---- Material to process

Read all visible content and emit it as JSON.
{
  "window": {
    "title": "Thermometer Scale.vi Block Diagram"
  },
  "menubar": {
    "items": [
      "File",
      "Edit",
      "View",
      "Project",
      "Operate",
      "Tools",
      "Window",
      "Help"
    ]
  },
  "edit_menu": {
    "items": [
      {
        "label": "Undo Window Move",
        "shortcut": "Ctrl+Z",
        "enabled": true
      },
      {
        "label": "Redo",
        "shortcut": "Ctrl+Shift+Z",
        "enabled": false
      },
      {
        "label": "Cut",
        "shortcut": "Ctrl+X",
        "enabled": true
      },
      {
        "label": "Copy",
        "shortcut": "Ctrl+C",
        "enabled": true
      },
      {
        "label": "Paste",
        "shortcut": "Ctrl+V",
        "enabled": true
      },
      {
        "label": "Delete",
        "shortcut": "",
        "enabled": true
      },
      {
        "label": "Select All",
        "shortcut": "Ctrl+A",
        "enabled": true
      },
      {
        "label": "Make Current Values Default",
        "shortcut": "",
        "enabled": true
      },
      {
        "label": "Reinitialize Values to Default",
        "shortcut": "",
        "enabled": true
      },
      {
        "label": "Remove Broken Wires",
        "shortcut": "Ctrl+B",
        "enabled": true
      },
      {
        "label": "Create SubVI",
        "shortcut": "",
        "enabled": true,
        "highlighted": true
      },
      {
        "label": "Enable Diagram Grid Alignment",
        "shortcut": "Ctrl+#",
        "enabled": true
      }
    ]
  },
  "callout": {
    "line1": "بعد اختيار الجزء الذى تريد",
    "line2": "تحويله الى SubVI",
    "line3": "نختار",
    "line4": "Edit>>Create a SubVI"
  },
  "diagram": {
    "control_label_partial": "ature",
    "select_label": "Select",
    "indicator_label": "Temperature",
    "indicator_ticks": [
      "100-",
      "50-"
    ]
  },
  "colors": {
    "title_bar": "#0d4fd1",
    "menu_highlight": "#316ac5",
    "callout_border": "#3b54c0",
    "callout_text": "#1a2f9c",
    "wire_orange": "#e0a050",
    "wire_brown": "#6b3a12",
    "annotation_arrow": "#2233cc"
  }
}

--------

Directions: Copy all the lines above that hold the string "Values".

Written solution:
        "label": "Make Current Values Default",
        "label": "Reinitialize Values to Default",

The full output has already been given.